This more local form of clustering can be useful if you have a server farm with a dozen machines all delivering a Web application. If an enterprise has designed things for peak load performance, then there are going to be plenty of other times when many of these machines are doing little or no work. The ideal solution allows you to spin up or spin down new instances of application servers when these loads change, letting you match a particular service delivery metric and to keep the costs of power and cooling at a minimum as well.

One of the issues with earlier custom clustering solutions is that they required identical hardware and operating system versions for each physical machine that was part of the cluster: virtualized servers are more forgiving and flexible, not to mention less expensive. Microsoft's Hyper-V R2, for example, now supports the ability to migrate a running virtual server to a new physical host (opens in new tab), even one that has a different processor family, such as moving from an Intel-based server to one running on an AMD processor.

Another issue is that many of the older-style clusters required very high-speed links to tie the members of the cluster together: virtualized solutions are also less demanding on connection bandwidth and can make do with higher latency connections, even across typical Internet lines. VM6 Software has a high-availability solution called VMex that runs on Hyper-V. It can turn two PCs into a high-availability cluster without the need for specialized hardware, even using ordinary Ethernet connections for less demanding applications. When the first Hyper-V machine fails, all the virtual machines are brought up on the second machine automatically.

Creating a storage partition using VM6 Software's VMEx.

These solutions aren't appropriate for transaction processing applications where immediate failover is required to handle things like online payment processing or airline reservations. "There are still times when you need more precise clustering, such as when you can't afford to lose a single transaction and have to restart this transaction on the new machine after a failover," says Carl Drisko, an executive and data center evangelist at Novell. "If your virtual machine goes down, anything that is being processed in memory is going to be lost."

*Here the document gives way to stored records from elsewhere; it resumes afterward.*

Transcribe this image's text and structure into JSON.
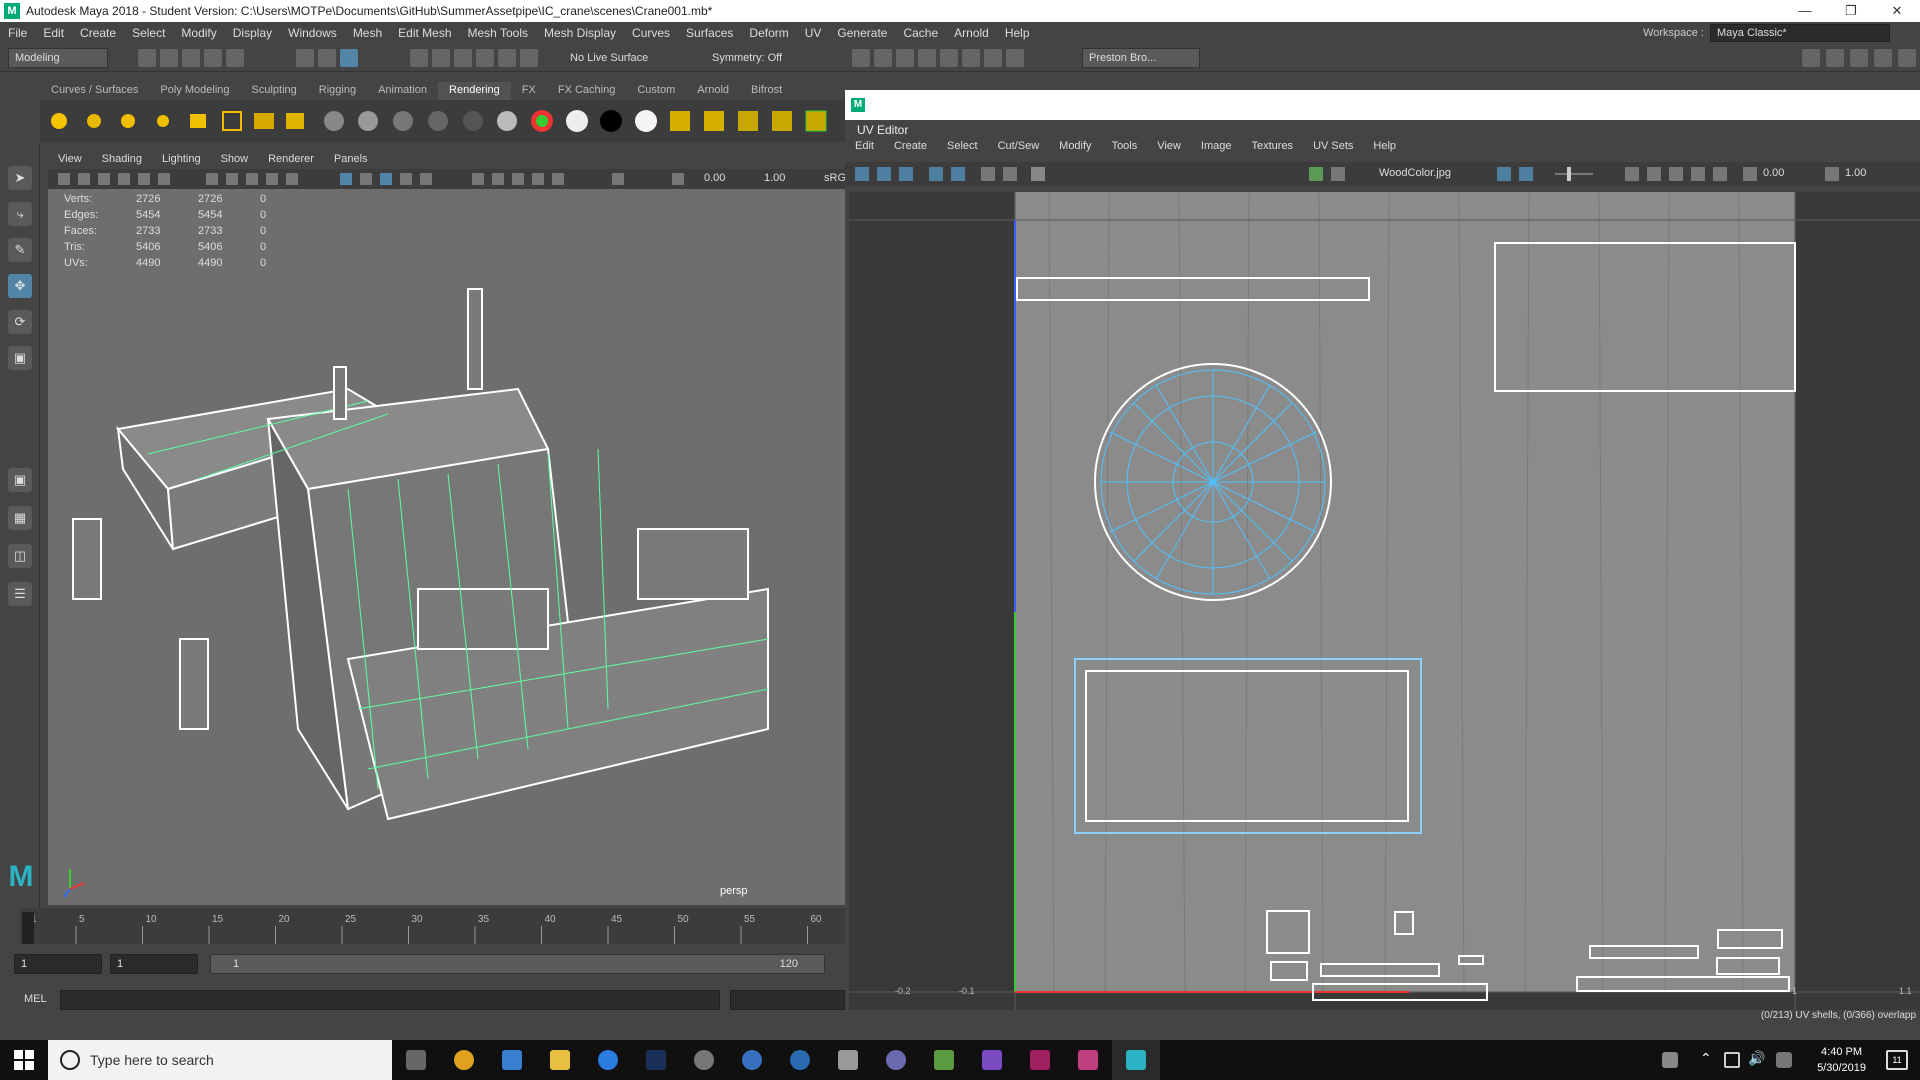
{
  "window": {
    "title": "Autodesk Maya 2018 - Student Version: C:\\Users\\MOTPe\\Documents\\GitHub\\SummerAssetpipe\\IC_crane\\scenes\\Crane001.mb*"
  },
  "menubar": {
    "items": [
      "File",
      "Edit",
      "Create",
      "Select",
      "Modify",
      "Display",
      "Windows",
      "Mesh",
      "Edit Mesh",
      "Mesh Tools",
      "Mesh Display",
      "Curves",
      "Surfaces",
      "Deform",
      "UV",
      "Generate",
      "Cache",
      "Arnold",
      "Help"
    ],
    "workspace_label": "Workspace :",
    "workspace_value": "Maya Classic*"
  },
  "statusline": {
    "mode": "Modeling",
    "live_surface": "No Live Surface",
    "symmetry": "Symmetry: Off",
    "user": "Preston Bro..."
  },
  "shelf": {
    "tabs": [
      "Curves / Surfaces",
      "Poly Modeling",
      "Sculpting",
      "Rigging",
      "Animation",
      "Rendering",
      "FX",
      "FX Caching",
      "Custom",
      "Arnold",
      "Bifrost"
    ],
    "active_tab": "Rendering"
  },
  "viewport": {
    "menu": [
      "View",
      "Shading",
      "Lighting",
      "Show",
      "Renderer",
      "Panels"
    ],
    "field_a": "0.00",
    "field_b": "1.00",
    "color_space": "sRG",
    "hud": [
      {
        "label": "Verts:",
        "a": "2726",
        "b": "2726",
        "c": "0"
      },
      {
        "label": "Edges:",
        "a": "5454",
        "b": "5454",
        "c": "0"
      },
      {
        "label": "Faces:",
        "a": "2733",
        "b": "2733",
        "c": "0"
      },
      {
        "label": "Tris:",
        "a": "5406",
        "b": "5406",
        "c": "0"
      },
      {
        "label": "UVs:",
        "a": "4490",
        "b": "4490",
        "c": "0"
      }
    ],
    "camera": "persp"
  },
  "timeline": {
    "ticks": [
      "1",
      "5",
      "10",
      "15",
      "20",
      "25",
      "30",
      "35",
      "40",
      "45",
      "50",
      "55",
      "60"
    ],
    "range_start": "1",
    "range_inner_start": "1",
    "slider_start": "1",
    "slider_end": "120",
    "cmd_label": "MEL"
  },
  "uv_editor": {
    "title": "UV Editor",
    "menu": [
      "Edit",
      "Create",
      "Select",
      "Cut/Sew",
      "Modify",
      "Tools",
      "View",
      "Image",
      "Textures",
      "UV Sets",
      "Help"
    ],
    "texture": "WoodColor.jpg",
    "field_a": "0.00",
    "field_b": "1.00",
    "axis_labels": [
      "-0.2",
      "-0.1",
      "1",
      "1.1"
    ],
    "status": "(0/213) UV shells, (0/366) overlapp"
  },
  "taskbar": {
    "search_placeholder": "Type here to search",
    "time": "4:40 PM",
    "date": "5/30/2019",
    "notification_count": "11"
  }
}
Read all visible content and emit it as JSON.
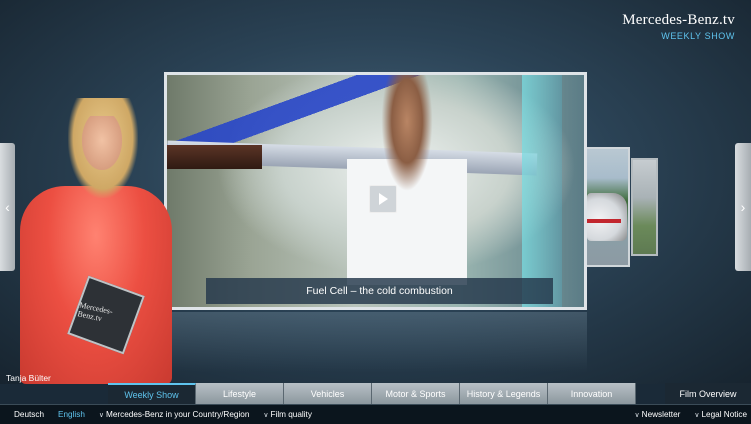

“If you are using some sort of transaction processing system where you need to preserve the state of the server, then you are going to need some special purpose clustering solution. But the majority of the applications in the data center don’t need this level of granularity, and you can get by with what we call the poor man’s high availability solution,” says Ken Oestreich, who is Cassatt's director of product management. Cassatt makes automation tools for managing virtualized sessions. But, high-availability virtualized applications can work for less demanding applications, such as enterprise email servers.

Strom is the former editor-in-chief at Tom's Hardware and the founding editor-in-chief of Network Computing magazine. He has written thousands of articles for dozens of technical publications and websites, and written two books on computer networking.